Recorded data
───

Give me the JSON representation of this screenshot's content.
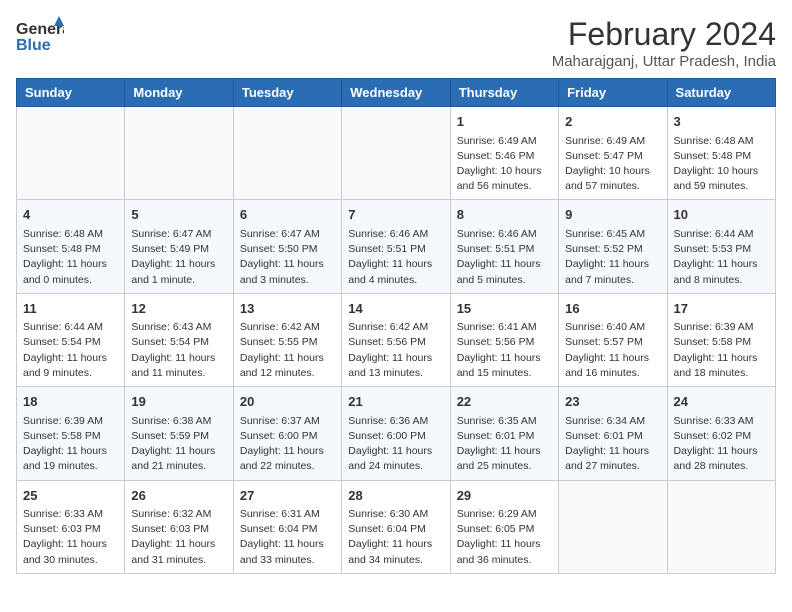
{
  "header": {
    "logo_general": "General",
    "logo_blue": "Blue",
    "month_year": "February 2024",
    "location": "Maharajganj, Uttar Pradesh, India"
  },
  "weekdays": [
    "Sunday",
    "Monday",
    "Tuesday",
    "Wednesday",
    "Thursday",
    "Friday",
    "Saturday"
  ],
  "weeks": [
    [
      {
        "day": "",
        "info": ""
      },
      {
        "day": "",
        "info": ""
      },
      {
        "day": "",
        "info": ""
      },
      {
        "day": "",
        "info": ""
      },
      {
        "day": "1",
        "info": "Sunrise: 6:49 AM\nSunset: 5:46 PM\nDaylight: 10 hours\nand 56 minutes."
      },
      {
        "day": "2",
        "info": "Sunrise: 6:49 AM\nSunset: 5:47 PM\nDaylight: 10 hours\nand 57 minutes."
      },
      {
        "day": "3",
        "info": "Sunrise: 6:48 AM\nSunset: 5:48 PM\nDaylight: 10 hours\nand 59 minutes."
      }
    ],
    [
      {
        "day": "4",
        "info": "Sunrise: 6:48 AM\nSunset: 5:48 PM\nDaylight: 11 hours\nand 0 minutes."
      },
      {
        "day": "5",
        "info": "Sunrise: 6:47 AM\nSunset: 5:49 PM\nDaylight: 11 hours\nand 1 minute."
      },
      {
        "day": "6",
        "info": "Sunrise: 6:47 AM\nSunset: 5:50 PM\nDaylight: 11 hours\nand 3 minutes."
      },
      {
        "day": "7",
        "info": "Sunrise: 6:46 AM\nSunset: 5:51 PM\nDaylight: 11 hours\nand 4 minutes."
      },
      {
        "day": "8",
        "info": "Sunrise: 6:46 AM\nSunset: 5:51 PM\nDaylight: 11 hours\nand 5 minutes."
      },
      {
        "day": "9",
        "info": "Sunrise: 6:45 AM\nSunset: 5:52 PM\nDaylight: 11 hours\nand 7 minutes."
      },
      {
        "day": "10",
        "info": "Sunrise: 6:44 AM\nSunset: 5:53 PM\nDaylight: 11 hours\nand 8 minutes."
      }
    ],
    [
      {
        "day": "11",
        "info": "Sunrise: 6:44 AM\nSunset: 5:54 PM\nDaylight: 11 hours\nand 9 minutes."
      },
      {
        "day": "12",
        "info": "Sunrise: 6:43 AM\nSunset: 5:54 PM\nDaylight: 11 hours\nand 11 minutes."
      },
      {
        "day": "13",
        "info": "Sunrise: 6:42 AM\nSunset: 5:55 PM\nDaylight: 11 hours\nand 12 minutes."
      },
      {
        "day": "14",
        "info": "Sunrise: 6:42 AM\nSunset: 5:56 PM\nDaylight: 11 hours\nand 13 minutes."
      },
      {
        "day": "15",
        "info": "Sunrise: 6:41 AM\nSunset: 5:56 PM\nDaylight: 11 hours\nand 15 minutes."
      },
      {
        "day": "16",
        "info": "Sunrise: 6:40 AM\nSunset: 5:57 PM\nDaylight: 11 hours\nand 16 minutes."
      },
      {
        "day": "17",
        "info": "Sunrise: 6:39 AM\nSunset: 5:58 PM\nDaylight: 11 hours\nand 18 minutes."
      }
    ],
    [
      {
        "day": "18",
        "info": "Sunrise: 6:39 AM\nSunset: 5:58 PM\nDaylight: 11 hours\nand 19 minutes."
      },
      {
        "day": "19",
        "info": "Sunrise: 6:38 AM\nSunset: 5:59 PM\nDaylight: 11 hours\nand 21 minutes."
      },
      {
        "day": "20",
        "info": "Sunrise: 6:37 AM\nSunset: 6:00 PM\nDaylight: 11 hours\nand 22 minutes."
      },
      {
        "day": "21",
        "info": "Sunrise: 6:36 AM\nSunset: 6:00 PM\nDaylight: 11 hours\nand 24 minutes."
      },
      {
        "day": "22",
        "info": "Sunrise: 6:35 AM\nSunset: 6:01 PM\nDaylight: 11 hours\nand 25 minutes."
      },
      {
        "day": "23",
        "info": "Sunrise: 6:34 AM\nSunset: 6:01 PM\nDaylight: 11 hours\nand 27 minutes."
      },
      {
        "day": "24",
        "info": "Sunrise: 6:33 AM\nSunset: 6:02 PM\nDaylight: 11 hours\nand 28 minutes."
      }
    ],
    [
      {
        "day": "25",
        "info": "Sunrise: 6:33 AM\nSunset: 6:03 PM\nDaylight: 11 hours\nand 30 minutes."
      },
      {
        "day": "26",
        "info": "Sunrise: 6:32 AM\nSunset: 6:03 PM\nDaylight: 11 hours\nand 31 minutes."
      },
      {
        "day": "27",
        "info": "Sunrise: 6:31 AM\nSunset: 6:04 PM\nDaylight: 11 hours\nand 33 minutes."
      },
      {
        "day": "28",
        "info": "Sunrise: 6:30 AM\nSunset: 6:04 PM\nDaylight: 11 hours\nand 34 minutes."
      },
      {
        "day": "29",
        "info": "Sunrise: 6:29 AM\nSunset: 6:05 PM\nDaylight: 11 hours\nand 36 minutes."
      },
      {
        "day": "",
        "info": ""
      },
      {
        "day": "",
        "info": ""
      }
    ]
  ]
}
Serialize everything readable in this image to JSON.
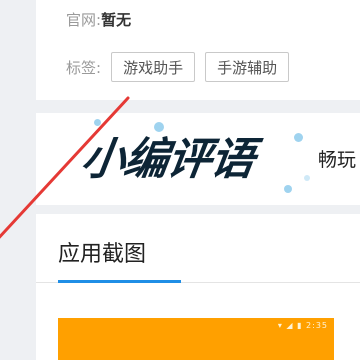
{
  "info": {
    "website_label": "官网:",
    "website_value": "暂无",
    "tags_label": "标签:",
    "tags": [
      "游戏助手",
      "手游辅助"
    ],
    "right_edge_text": "|"
  },
  "review_banner": {
    "title": "小编评语",
    "subtitle": "畅玩"
  },
  "screenshots": {
    "title": "应用截图",
    "status_bar_text": "▾ ◢ ▮ 2:35"
  },
  "colors": {
    "accent_underline": "#1f8ee6",
    "screenshot_bg": "#ffa000",
    "annotation_arrow": "#e53935"
  }
}
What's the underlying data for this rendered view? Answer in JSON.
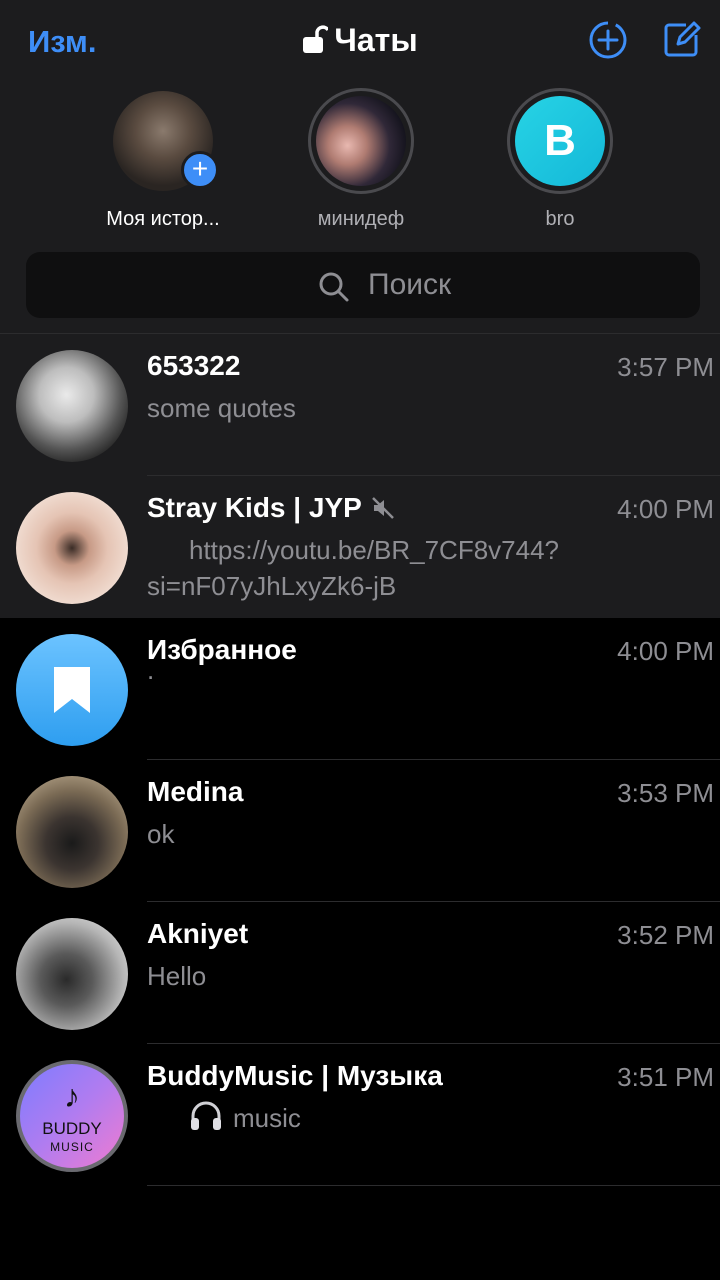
{
  "header": {
    "edit_label": "Изм.",
    "title": "Чаты",
    "new_story_icon": "add-story-icon",
    "compose_icon": "compose-icon",
    "accent": "#3e8ef7"
  },
  "stories": [
    {
      "name": "Моя истор..."
    },
    {
      "name": "минидеф"
    },
    {
      "name": "bro",
      "initial": "B"
    }
  ],
  "search": {
    "placeholder": "Поиск"
  },
  "chats": [
    {
      "name": "653322",
      "time": "3:57 PM",
      "message": "some quotes"
    },
    {
      "name": "Stray Kids | JYP",
      "time": "4:00 PM",
      "message_line1": "https://youtu.be/BR_7CF8v744?",
      "message_line2": "si=nF07yJhLxyZk6-jB"
    },
    {
      "name": "Избранное",
      "time": "4:00 PM",
      "message": "."
    },
    {
      "name": "Medina",
      "time": "3:53 PM",
      "message": "ok"
    },
    {
      "name": "Akniyet",
      "time": "3:52 PM",
      "message": "Hello"
    },
    {
      "name": "BuddyMusic | Музыка",
      "time": "3:51 PM",
      "message": "music",
      "logo_line1": "BUDDY",
      "logo_line2": "MUSIC"
    }
  ]
}
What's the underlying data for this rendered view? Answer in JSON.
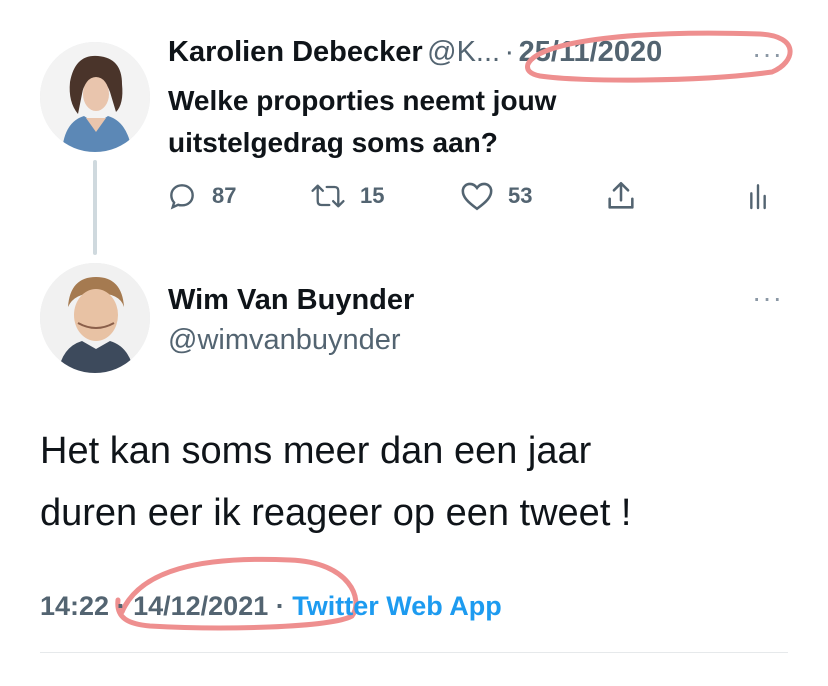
{
  "quoted_tweet": {
    "author_name": "Karolien Debecker",
    "author_handle": "@K...",
    "separator": "·",
    "date": "25/11/2020",
    "more": "···",
    "text_line1": "Welke proporties neemt jouw",
    "text_line2": "uitstelgedrag soms aan?",
    "replies": "87",
    "retweets": "15",
    "likes": "53"
  },
  "reply_tweet": {
    "author_name": "Wim Van Buynder",
    "author_handle": "@wimvanbuynder",
    "more": "···",
    "text_line1": "Het kan soms meer dan een jaar",
    "text_line2": "duren eer ik reageer op een tweet !",
    "time": "14:22",
    "date": "14/12/2021",
    "source": "Twitter Web App",
    "sep1": "·",
    "sep2": "·"
  },
  "colors": {
    "annotation": "#ee8f8f",
    "link": "#1d9bf0",
    "secondary": "#536471"
  }
}
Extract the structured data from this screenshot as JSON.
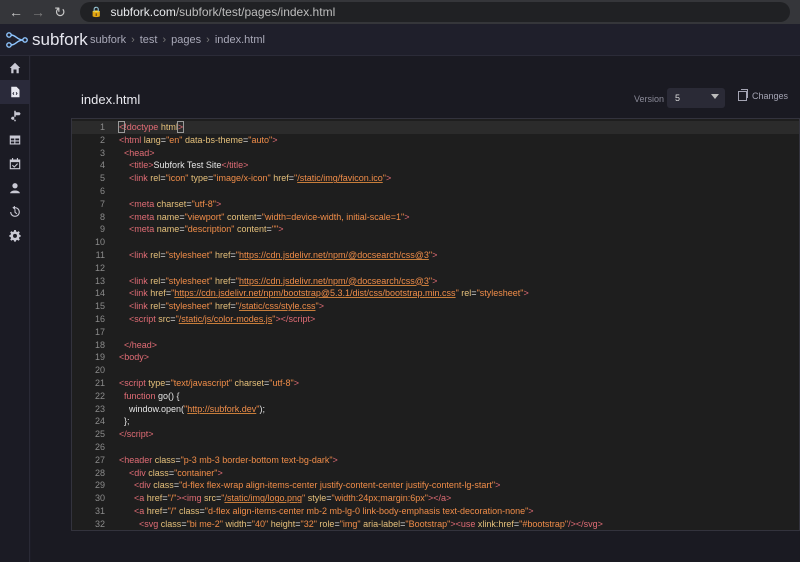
{
  "browser": {
    "back_icon": "arrow-left-icon",
    "forward_icon": "arrow-right-icon",
    "reload_icon": "reload-icon",
    "url_host": "subfork.com",
    "url_path": "/subfork/test/pages/index.html"
  },
  "app": {
    "logo_text": "subfork",
    "breadcrumbs": [
      "subfork",
      "test",
      "pages",
      "index.html"
    ]
  },
  "sidebar": {
    "items": [
      {
        "icon": "home-icon"
      },
      {
        "icon": "file-code-icon",
        "active": true
      },
      {
        "icon": "signpost-icon"
      },
      {
        "icon": "table-icon"
      },
      {
        "icon": "calendar-icon"
      },
      {
        "icon": "user-icon"
      },
      {
        "icon": "history-icon"
      },
      {
        "icon": "gear-icon"
      }
    ]
  },
  "page": {
    "title": "index.html",
    "version_label": "Version",
    "version_value": "5",
    "changes_label": "Changes"
  },
  "editor": {
    "lines": [
      {
        "n": "1",
        "html": "<span class=\"t cursorbox\">&lt;</span><span class=\"t\">!doctype</span> <span class=\"a\">html</span><span class=\"t cursorbox\">&gt;</span>",
        "cur": true
      },
      {
        "n": "2",
        "html": "<span class=\"t\">&lt;html</span> <span class=\"a\">lang</span>=<span class=\"v\">\"en\"</span> <span class=\"a\">data-bs-theme</span>=<span class=\"v\">\"auto\"</span><span class=\"t\">&gt;</span>"
      },
      {
        "n": "3",
        "html": "  <span class=\"t\">&lt;head&gt;</span>"
      },
      {
        "n": "4",
        "html": "    <span class=\"t\">&lt;title&gt;</span>Subfork Test Site<span class=\"t\">&lt;/title&gt;</span>"
      },
      {
        "n": "5",
        "html": "    <span class=\"t\">&lt;link</span> <span class=\"a\">rel</span>=<span class=\"v\">\"icon\"</span> <span class=\"a\">type</span>=<span class=\"v\">\"image/x-icon\"</span> <span class=\"a\">href</span>=<span class=\"v\">\"<span class=\"u\">/static/img/favicon.ico</span>\"</span><span class=\"t\">&gt;</span>"
      },
      {
        "n": "6",
        "html": ""
      },
      {
        "n": "7",
        "html": "    <span class=\"t\">&lt;meta</span> <span class=\"a\">charset</span>=<span class=\"v\">\"utf-8\"</span><span class=\"t\">&gt;</span>"
      },
      {
        "n": "8",
        "html": "    <span class=\"t\">&lt;meta</span> <span class=\"a\">name</span>=<span class=\"v\">\"viewport\"</span> <span class=\"a\">content</span>=<span class=\"v\">\"width=device-width, initial-scale=1\"</span><span class=\"t\">&gt;</span>"
      },
      {
        "n": "9",
        "html": "    <span class=\"t\">&lt;meta</span> <span class=\"a\">name</span>=<span class=\"v\">\"description\"</span> <span class=\"a\">content</span>=<span class=\"v\">\"\"</span><span class=\"t\">&gt;</span>"
      },
      {
        "n": "10",
        "html": ""
      },
      {
        "n": "11",
        "html": "    <span class=\"t\">&lt;link</span> <span class=\"a\">rel</span>=<span class=\"v\">\"stylesheet\"</span> <span class=\"a\">href</span>=<span class=\"v\">\"<span class=\"u\">https://cdn.jsdelivr.net/npm/@docsearch/css@3</span>\"</span><span class=\"t\">&gt;</span>"
      },
      {
        "n": "12",
        "html": ""
      },
      {
        "n": "13",
        "html": "    <span class=\"t\">&lt;link</span> <span class=\"a\">rel</span>=<span class=\"v\">\"stylesheet\"</span> <span class=\"a\">href</span>=<span class=\"v\">\"<span class=\"u\">https://cdn.jsdelivr.net/npm/@docsearch/css@3</span>\"</span><span class=\"t\">&gt;</span>"
      },
      {
        "n": "14",
        "html": "    <span class=\"t\">&lt;link</span> <span class=\"a\">href</span>=<span class=\"v\">\"<span class=\"u\">https://cdn.jsdelivr.net/npm/bootstrap@5.3.1/dist/css/bootstrap.min.css</span>\"</span> <span class=\"a\">rel</span>=<span class=\"v\">\"stylesheet\"</span><span class=\"t\">&gt;</span>"
      },
      {
        "n": "15",
        "html": "    <span class=\"t\">&lt;link</span> <span class=\"a\">rel</span>=<span class=\"v\">\"stylesheet\"</span> <span class=\"a\">href</span>=<span class=\"v\">\"<span class=\"u\">/static/css/style.css</span>\"</span><span class=\"t\">&gt;</span>"
      },
      {
        "n": "16",
        "html": "    <span class=\"t\">&lt;script</span> <span class=\"a\">src</span>=<span class=\"v\">\"<span class=\"u\">/static/js/color-modes.js</span>\"</span><span class=\"t\">&gt;&lt;/script&gt;</span>"
      },
      {
        "n": "17",
        "html": ""
      },
      {
        "n": "18",
        "html": "  <span class=\"t\">&lt;/head&gt;</span>"
      },
      {
        "n": "19",
        "html": "<span class=\"t\">&lt;body&gt;</span>"
      },
      {
        "n": "20",
        "html": ""
      },
      {
        "n": "21",
        "html": "<span class=\"t\">&lt;script</span> <span class=\"a\">type</span>=<span class=\"v\">\"text/javascript\"</span> <span class=\"a\">charset</span>=<span class=\"v\">\"utf-8\"</span><span class=\"t\">&gt;</span>"
      },
      {
        "n": "22",
        "html": "  <span class=\"t\">function</span> go() {"
      },
      {
        "n": "23",
        "html": "    window.open(<span class=\"v\">\"<span class=\"u\">http://subfork.dev</span>\"</span>);"
      },
      {
        "n": "24",
        "html": "  };"
      },
      {
        "n": "25",
        "html": "<span class=\"t\">&lt;/script&gt;</span>"
      },
      {
        "n": "26",
        "html": ""
      },
      {
        "n": "27",
        "html": "<span class=\"t\">&lt;header</span> <span class=\"a\">class</span>=<span class=\"v\">\"p-3 mb-3 border-bottom text-bg-dark\"</span><span class=\"t\">&gt;</span>"
      },
      {
        "n": "28",
        "html": "    <span class=\"t\">&lt;div</span> <span class=\"a\">class</span>=<span class=\"v\">\"container\"</span><span class=\"t\">&gt;</span>"
      },
      {
        "n": "29",
        "html": "      <span class=\"t\">&lt;div</span> <span class=\"a\">class</span>=<span class=\"v\">\"d-flex flex-wrap align-items-center justify-content-center justify-content-lg-start\"</span><span class=\"t\">&gt;</span>"
      },
      {
        "n": "30",
        "html": "      <span class=\"t\">&lt;a</span> <span class=\"a\">href</span>=<span class=\"v\">\"/\"</span><span class=\"t\">&gt;&lt;img</span> <span class=\"a\">src</span>=<span class=\"v\">\"<span class=\"u\">/static/img/logo.png</span>\"</span> <span class=\"a\">style</span>=<span class=\"v\">\"width:24px;margin:6px\"</span><span class=\"t\">&gt;&lt;/a&gt;</span>"
      },
      {
        "n": "31",
        "html": "      <span class=\"t\">&lt;a</span> <span class=\"a\">href</span>=<span class=\"v\">\"/\"</span> <span class=\"a\">class</span>=<span class=\"v\">\"d-flex align-items-center mb-2 mb-lg-0 link-body-emphasis text-decoration-none\"</span><span class=\"t\">&gt;</span>"
      },
      {
        "n": "32",
        "html": "        <span class=\"t\">&lt;svg</span> <span class=\"a\">class</span>=<span class=\"v\">\"bi me-2\"</span> <span class=\"a\">width</span>=<span class=\"v\">\"40\"</span> <span class=\"a\">height</span>=<span class=\"v\">\"32\"</span> <span class=\"a\">role</span>=<span class=\"v\">\"img\"</span> <span class=\"a\">aria-label</span>=<span class=\"v\">\"Bootstrap\"</span><span class=\"t\">&gt;&lt;use</span> <span class=\"a\">xlink:href</span>=<span class=\"v\">\"#bootstrap\"</span><span class=\"t\">/&gt;&lt;/svg&gt;</span>"
      }
    ]
  }
}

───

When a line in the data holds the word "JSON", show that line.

Give me the JSON representation of this screenshot's content.
Serialize everything readable in this image to JSON.
What's the underlying data for this rendered view? Answer in JSON.
What's the underlying data for this rendered view? Answer in JSON.
Extract the structured data from this screenshot as JSON.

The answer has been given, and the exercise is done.